Consumers Blindsided by Secret Settlements in Hi-Tech Patent Lawsuits

NEW YORK, NY - DECEMBER 10: People walk through the Apple retail store in Grand Central Terminal on December 10, 2012 in New
NEW YORK, NY - DECEMBER 10: People walk through the Apple retail store in Grand Central Terminal on December 10, 2012 in New York City. Apple Inc. stock was down $4.56 per share, or 0.86 percent decline as investors and analysts worry that the U.S market is becoming saturated with apple products. Apple, the world's most valuable publicly traded company, has lost $167 billion in market value in less than three months. (Photo by Spencer Platt/Getty Images)

Apple recently announced that it had reached a global settlement of its patent disputes with HTC, a producer of smartphones using Android, the Google-owned operating system for phones and tablets that compete head-on with Apple's phones and tablets.

Although this settlement, covering some 50 lawsuits, will have a direct impact -- almost certainly painful -- on millions of American consumers, and many more around the world, you can't find out the settlement's terms. Why not?

Because, incredibly, all the relevant terms are secret -- the secret results of a secret settlement process -- known only to Apple and HTC, to a federal judge in a separate patent case involving Apple and Samsung, another Google-licensed maker of Android devices, and to Samsung's lawyers. (A censored version of the settlement given to reporters has been cleansed of all financial terms).

If Congress took up legislation taxing handheld devices and removing some of their features, you would certainly hear about it -- and you'd have a chance to protest loudly against such a (stupid!) law.
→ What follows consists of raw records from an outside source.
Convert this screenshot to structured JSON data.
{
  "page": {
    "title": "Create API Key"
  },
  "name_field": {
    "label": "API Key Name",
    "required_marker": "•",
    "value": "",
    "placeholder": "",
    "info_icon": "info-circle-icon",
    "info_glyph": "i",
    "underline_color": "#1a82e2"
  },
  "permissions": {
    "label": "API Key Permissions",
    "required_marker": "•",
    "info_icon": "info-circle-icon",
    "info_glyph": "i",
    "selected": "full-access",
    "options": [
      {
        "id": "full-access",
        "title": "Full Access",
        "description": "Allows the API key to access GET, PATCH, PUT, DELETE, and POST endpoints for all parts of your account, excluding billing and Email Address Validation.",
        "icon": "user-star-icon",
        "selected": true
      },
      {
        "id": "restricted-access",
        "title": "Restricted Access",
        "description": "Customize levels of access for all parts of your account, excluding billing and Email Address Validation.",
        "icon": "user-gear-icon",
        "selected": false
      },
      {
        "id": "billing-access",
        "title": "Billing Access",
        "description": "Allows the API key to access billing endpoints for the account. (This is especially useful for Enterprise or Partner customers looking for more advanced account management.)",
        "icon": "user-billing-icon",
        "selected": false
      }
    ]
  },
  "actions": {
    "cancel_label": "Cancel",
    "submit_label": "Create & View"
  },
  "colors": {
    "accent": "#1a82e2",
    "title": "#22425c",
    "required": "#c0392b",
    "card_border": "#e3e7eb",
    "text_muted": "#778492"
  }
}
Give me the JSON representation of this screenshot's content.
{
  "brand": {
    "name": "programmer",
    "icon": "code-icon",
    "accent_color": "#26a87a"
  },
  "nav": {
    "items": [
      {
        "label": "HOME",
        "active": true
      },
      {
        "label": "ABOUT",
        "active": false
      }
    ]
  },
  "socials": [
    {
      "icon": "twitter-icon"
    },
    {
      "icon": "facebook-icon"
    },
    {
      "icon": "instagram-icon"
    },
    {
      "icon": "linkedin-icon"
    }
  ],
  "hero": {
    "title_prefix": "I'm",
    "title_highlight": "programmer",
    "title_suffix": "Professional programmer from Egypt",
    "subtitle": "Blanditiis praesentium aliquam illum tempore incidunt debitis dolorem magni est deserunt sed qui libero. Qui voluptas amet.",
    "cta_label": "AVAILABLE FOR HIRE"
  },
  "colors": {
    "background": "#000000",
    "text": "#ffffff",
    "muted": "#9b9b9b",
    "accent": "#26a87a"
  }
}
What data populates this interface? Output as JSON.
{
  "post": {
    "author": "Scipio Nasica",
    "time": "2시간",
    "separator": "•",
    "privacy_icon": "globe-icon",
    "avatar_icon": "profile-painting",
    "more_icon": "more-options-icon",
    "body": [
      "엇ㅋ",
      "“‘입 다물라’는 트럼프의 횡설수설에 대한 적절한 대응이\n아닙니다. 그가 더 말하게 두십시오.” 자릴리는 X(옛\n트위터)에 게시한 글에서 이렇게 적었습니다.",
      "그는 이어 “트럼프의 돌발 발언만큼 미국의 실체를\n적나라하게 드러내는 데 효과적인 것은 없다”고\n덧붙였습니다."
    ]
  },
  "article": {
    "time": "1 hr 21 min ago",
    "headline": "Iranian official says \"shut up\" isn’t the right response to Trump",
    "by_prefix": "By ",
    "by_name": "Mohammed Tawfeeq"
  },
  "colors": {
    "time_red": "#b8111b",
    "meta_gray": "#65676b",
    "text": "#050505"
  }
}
Yet Apple and HTC have agreed to terms that almost certainly include licensing fees (raising prices to consumers) and patent use restrictions (limiting device functions) on its Android phones, all as part of a negotiated conclusion to lawsuits.

The only difference, in terms of impact on American citizens, is that the latter scenario is TOP SECRET. (Also, the revenues generated, instead of going to the U.S. Treasury, are pocketed by Apple shareholders.)

Much has been written about the excesses of patent battles in the tech sector: how they divert resources from business expansion to paying armies of lawyers; deter innovation and the formation of new start-up companies; and force top executives to spend their time testifying in depositions instead of inventing the next new thing. But regardless of whether Apple, Google, Samsung, HTC and others should be allowed to tie each other in knots by filing dozens of patent lawsuits, the manner in which these companies go about settling their suits -- this raises very serious questions.

That's because the settlement of a patent infringement case between competitors is not like the settlement of run-of-the-mill commercial disputes. Settlement of a patent case invariably involves agreements to engage in anti-competitive practices that in any other setting could land the CEOs of both companies in prison. Agreements between competitors to raise prices or withhold features from their products are the most serious type of antitrust offenses.

Bad enough that competing companies may enter into these anti-competitive settlements at all. But there's no excuse for allowing them to do so behind closed doors and then treat the resulting agreement like a state secret. The settlement agreement between Apple and HTC should be open to the public in its entirety, period.

It also should be subject to review by a court or agency. Settlements in class actions must be approved by a federal judge to protect the interests of class members. While the Apple-HTC suits were not filed as class actions, they nonetheless seek (and, under the settlement agreement, will impose) financial costs and other burdens on consumers on a class-wide basis.

Similarly, the U.S. Justice Department has authority to vet most mergers in order to protect against harm to competition. Agreements in patent feuds between competitors, like the Apple-HTC settlement, pose an even greater threat to competition than mergers. If class actions and mergers require government approval, settlements in patent suits between rivals should be subject to at least the same level of scrutiny.

Apple, Samsung, et al. no doubt would defend the status quo by arguing that secrecy for settlement agreements is necessary to protect their "trade secrets," meaning any information that is confidential and gives them a leg-up against their competitors. But where is the public interest in maintaining the confidentiality of companies' financial information -- which, if disclosed, could intensify price competition, resulting in lower prices?

When corporate interests and consumer interests diverge, courts should not automatically favor the former over the latter. The judicial habit of genuflecting before corporate assertions of confidentiality and trade secrets makes no sense in an era of patent lawsuits that are filed promiscuously to thwart competition in ways that cannot be achieved in the marketplace.

Apple should be forced to release its settlement with HTC now, in uncensored, unredacted form. Full disclosure should be the norm in patent lawsuits between competitors. If transparency means that tech companies, fearful of having to disclose their financial secrets, refrain from initiating new patent litigation, well, so much the better.

America's best tech companies could go back to focusing their resources and energies on product innovation instead of legal strategy. We will all be better off.

Peter Scheer is executive director of the First Amendment Coalition. FAC is participating in the appeal of the Apple v. Samsung patent case, seeking disclosure of "sealed" records filed by both Apple and Samsung. The views expressed in this column are Scheer's alone; they are not necessarily shared by the FAC Board of Directors.